Excerpts from an interface dataset:
%%

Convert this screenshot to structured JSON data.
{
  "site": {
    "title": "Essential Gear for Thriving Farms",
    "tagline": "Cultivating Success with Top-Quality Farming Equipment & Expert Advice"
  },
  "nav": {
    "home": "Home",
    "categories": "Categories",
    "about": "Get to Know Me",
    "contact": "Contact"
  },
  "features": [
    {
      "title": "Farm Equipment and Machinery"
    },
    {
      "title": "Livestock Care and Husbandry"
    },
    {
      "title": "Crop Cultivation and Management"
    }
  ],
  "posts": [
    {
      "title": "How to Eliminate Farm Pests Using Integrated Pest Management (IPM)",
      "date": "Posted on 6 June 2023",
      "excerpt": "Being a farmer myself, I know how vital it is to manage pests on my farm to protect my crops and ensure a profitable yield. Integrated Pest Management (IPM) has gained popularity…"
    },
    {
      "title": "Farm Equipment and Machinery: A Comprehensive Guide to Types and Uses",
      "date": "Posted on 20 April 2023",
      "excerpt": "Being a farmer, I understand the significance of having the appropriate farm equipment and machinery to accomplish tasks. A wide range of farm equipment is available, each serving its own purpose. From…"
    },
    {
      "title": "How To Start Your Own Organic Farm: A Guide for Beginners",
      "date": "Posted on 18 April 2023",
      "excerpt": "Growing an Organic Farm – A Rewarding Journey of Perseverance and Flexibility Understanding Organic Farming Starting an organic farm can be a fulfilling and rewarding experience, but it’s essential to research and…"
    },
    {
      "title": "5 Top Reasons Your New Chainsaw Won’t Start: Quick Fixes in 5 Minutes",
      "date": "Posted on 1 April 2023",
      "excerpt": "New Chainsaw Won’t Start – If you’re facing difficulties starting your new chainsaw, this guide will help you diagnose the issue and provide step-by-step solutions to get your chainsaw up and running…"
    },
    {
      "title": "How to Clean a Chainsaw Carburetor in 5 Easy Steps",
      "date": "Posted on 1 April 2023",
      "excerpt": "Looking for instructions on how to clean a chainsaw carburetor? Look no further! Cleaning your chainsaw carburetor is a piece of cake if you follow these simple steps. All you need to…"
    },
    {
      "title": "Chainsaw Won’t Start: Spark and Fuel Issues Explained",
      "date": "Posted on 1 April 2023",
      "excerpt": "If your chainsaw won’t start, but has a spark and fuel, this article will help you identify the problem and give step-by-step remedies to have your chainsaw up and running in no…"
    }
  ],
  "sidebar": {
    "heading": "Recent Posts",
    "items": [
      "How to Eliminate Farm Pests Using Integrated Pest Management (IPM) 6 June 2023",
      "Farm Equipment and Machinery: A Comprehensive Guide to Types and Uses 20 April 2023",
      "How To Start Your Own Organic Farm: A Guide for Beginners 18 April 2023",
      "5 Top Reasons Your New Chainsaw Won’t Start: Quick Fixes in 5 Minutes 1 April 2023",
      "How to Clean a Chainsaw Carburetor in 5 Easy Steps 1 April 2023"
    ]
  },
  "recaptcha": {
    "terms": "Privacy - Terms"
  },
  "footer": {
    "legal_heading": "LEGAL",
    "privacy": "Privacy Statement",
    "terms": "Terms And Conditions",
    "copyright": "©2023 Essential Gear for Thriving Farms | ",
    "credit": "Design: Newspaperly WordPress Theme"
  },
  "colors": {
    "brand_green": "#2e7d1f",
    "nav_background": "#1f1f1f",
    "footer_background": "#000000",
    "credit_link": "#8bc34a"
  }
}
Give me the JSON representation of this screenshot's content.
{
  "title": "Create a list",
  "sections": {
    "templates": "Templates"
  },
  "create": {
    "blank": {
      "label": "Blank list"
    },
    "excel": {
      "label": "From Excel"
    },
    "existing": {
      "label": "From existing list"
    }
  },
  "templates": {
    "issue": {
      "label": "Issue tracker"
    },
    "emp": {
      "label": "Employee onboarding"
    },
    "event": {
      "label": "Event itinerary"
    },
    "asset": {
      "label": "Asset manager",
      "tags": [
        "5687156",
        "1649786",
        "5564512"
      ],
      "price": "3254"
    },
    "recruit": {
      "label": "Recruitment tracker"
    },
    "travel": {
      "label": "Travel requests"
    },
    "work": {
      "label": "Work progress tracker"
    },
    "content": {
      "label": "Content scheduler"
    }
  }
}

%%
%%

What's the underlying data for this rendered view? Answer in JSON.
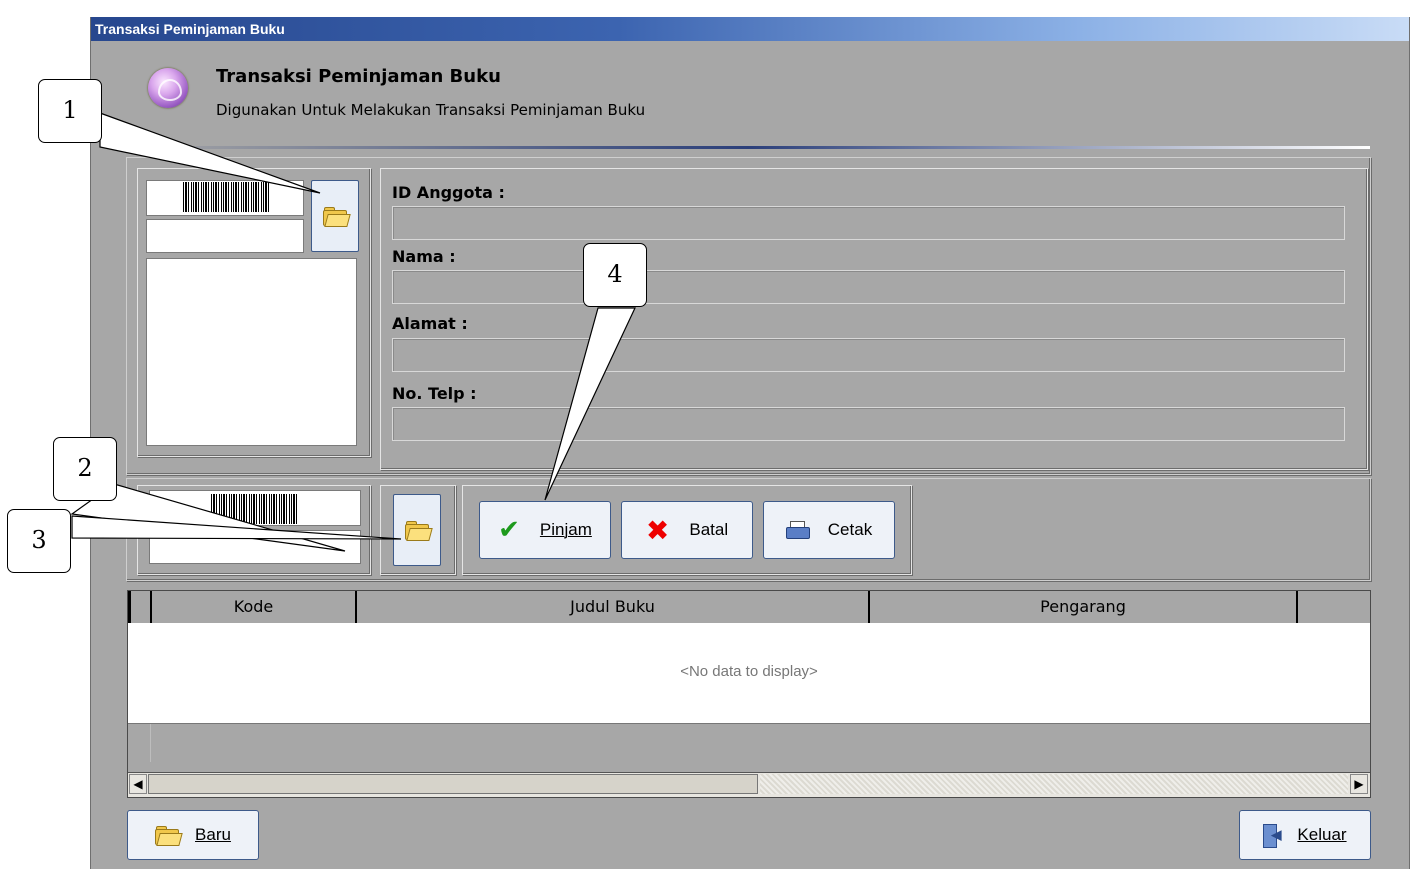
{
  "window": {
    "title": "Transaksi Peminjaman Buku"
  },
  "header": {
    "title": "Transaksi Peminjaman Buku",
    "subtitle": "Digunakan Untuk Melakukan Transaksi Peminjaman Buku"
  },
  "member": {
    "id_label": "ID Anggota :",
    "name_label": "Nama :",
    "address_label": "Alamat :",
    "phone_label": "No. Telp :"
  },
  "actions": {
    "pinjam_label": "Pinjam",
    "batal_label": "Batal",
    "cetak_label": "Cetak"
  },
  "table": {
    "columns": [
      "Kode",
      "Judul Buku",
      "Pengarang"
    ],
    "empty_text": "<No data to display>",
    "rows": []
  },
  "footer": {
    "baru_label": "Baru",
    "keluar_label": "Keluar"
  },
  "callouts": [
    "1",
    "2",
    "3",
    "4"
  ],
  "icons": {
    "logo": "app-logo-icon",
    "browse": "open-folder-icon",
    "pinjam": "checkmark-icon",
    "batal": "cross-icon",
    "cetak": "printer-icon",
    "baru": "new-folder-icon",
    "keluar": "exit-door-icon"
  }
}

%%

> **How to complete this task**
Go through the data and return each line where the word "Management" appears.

> **Your solution**
      "title": "Crop Cultivation and Management"
      "title": "How to Eliminate Farm Pests Using Integrated Pest Management (IPM)",
      "excerpt": "Being a farmer myself, I know how vital it is to manage pests on my farm to protect my crops and ensure a profitable yield. Integrated Pest Management (IPM) has gained popularity…"
      "How to Eliminate Farm Pests Using Integrated Pest Management (IPM) 6 June 2023",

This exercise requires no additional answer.